In our search report we report on the connection status of a residential property to the water and sewerage systems based on checking the current billing records held by the responsible water or sewerage company for that property. This is generally the method used to determine the connection status for Residential CON29DW searches as it is considered reasonable to assume that if a property is billed for a service then it can be considered likely to be connected for that service.
South Staffs Water is a water only company, responsible solely for providing drinking water to their customers. They have no responsibility for providing sewerage services. Severn Trent Water is the responsible sewerage undertaker in this area. As such, South Staffs Water plans contain only their water assets and public mains water pipes and Severn Trent Water provide separate plans showing the public sewers in the area. However, because South Staffs is required to bill the property for water services they also bill for sewerage services on behalf of Severn Trent Water.
This question considers whether Severn Trent Water’s build-over team has received any contact regarding any proposed or actual building work at the property since 2004 regardless of whether the building work went ahead or not, or whether build-over approval was or was not required.

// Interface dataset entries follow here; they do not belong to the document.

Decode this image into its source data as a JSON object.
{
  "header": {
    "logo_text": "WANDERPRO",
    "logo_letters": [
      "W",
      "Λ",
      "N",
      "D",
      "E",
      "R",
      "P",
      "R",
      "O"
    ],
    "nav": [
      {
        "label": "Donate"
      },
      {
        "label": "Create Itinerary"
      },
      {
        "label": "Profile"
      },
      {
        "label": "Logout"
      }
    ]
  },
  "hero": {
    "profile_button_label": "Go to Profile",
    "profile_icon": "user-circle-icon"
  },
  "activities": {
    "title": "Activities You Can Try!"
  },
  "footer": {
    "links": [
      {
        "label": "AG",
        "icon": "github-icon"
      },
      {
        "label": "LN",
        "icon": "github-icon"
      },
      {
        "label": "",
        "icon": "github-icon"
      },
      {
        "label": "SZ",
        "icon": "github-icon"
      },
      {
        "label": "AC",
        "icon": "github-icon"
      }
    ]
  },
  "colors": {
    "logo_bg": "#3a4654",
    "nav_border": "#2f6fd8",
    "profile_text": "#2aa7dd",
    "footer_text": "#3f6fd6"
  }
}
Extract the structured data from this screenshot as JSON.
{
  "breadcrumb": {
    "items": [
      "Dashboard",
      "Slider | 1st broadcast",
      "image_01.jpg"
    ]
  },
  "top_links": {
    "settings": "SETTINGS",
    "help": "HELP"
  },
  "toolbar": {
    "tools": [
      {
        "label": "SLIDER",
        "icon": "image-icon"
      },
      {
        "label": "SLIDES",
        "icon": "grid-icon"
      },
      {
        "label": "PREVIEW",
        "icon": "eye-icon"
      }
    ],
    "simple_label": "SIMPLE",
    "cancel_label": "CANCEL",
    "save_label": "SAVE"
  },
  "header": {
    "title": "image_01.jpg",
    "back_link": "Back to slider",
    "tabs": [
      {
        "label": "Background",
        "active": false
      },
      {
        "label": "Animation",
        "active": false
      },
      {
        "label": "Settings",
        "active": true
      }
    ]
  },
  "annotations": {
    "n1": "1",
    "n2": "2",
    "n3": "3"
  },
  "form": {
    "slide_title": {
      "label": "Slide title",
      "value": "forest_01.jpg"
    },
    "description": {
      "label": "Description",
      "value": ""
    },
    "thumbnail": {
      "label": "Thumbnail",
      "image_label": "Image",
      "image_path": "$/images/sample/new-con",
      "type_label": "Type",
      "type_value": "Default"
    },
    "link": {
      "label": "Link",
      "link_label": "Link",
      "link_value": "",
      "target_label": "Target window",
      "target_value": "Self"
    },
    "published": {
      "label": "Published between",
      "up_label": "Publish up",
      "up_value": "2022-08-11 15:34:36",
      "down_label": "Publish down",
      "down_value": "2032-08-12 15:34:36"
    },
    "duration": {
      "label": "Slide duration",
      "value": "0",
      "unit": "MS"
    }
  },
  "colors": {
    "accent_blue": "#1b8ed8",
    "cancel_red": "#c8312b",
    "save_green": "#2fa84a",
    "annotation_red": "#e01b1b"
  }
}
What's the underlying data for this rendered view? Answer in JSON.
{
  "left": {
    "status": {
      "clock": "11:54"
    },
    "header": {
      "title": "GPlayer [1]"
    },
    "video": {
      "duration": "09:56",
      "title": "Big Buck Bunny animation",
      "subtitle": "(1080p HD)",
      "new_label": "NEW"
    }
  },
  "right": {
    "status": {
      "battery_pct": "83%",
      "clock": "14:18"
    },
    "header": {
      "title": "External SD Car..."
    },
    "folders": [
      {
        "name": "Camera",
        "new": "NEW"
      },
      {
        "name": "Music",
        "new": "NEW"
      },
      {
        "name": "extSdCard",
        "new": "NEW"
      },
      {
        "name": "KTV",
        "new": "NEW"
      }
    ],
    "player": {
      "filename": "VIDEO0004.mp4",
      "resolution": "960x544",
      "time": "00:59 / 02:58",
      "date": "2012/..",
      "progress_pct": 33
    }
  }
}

Contact could have been made by the home-owner at the time, a developer or from the local council planning department.
All section 104 agreements take a few years to see through to completion. However, in recent years, there’s been a situation where the foul sewers are adopted, but the surface water aren’t. This is because on some developments, the foul assets transferred into the public ownership as part of the 2011 sewer transfer, but the related surface water assets remained under a S104 agreement. This is usually the case where surface water discharges into a watercourse and not the public network, meaning they were not eligible for automatic transfer in 2011.
Continue reading “The surface water sewer serving my property has been subject to a S104 sewer adoption agreement for several years. Can you explain the delay?”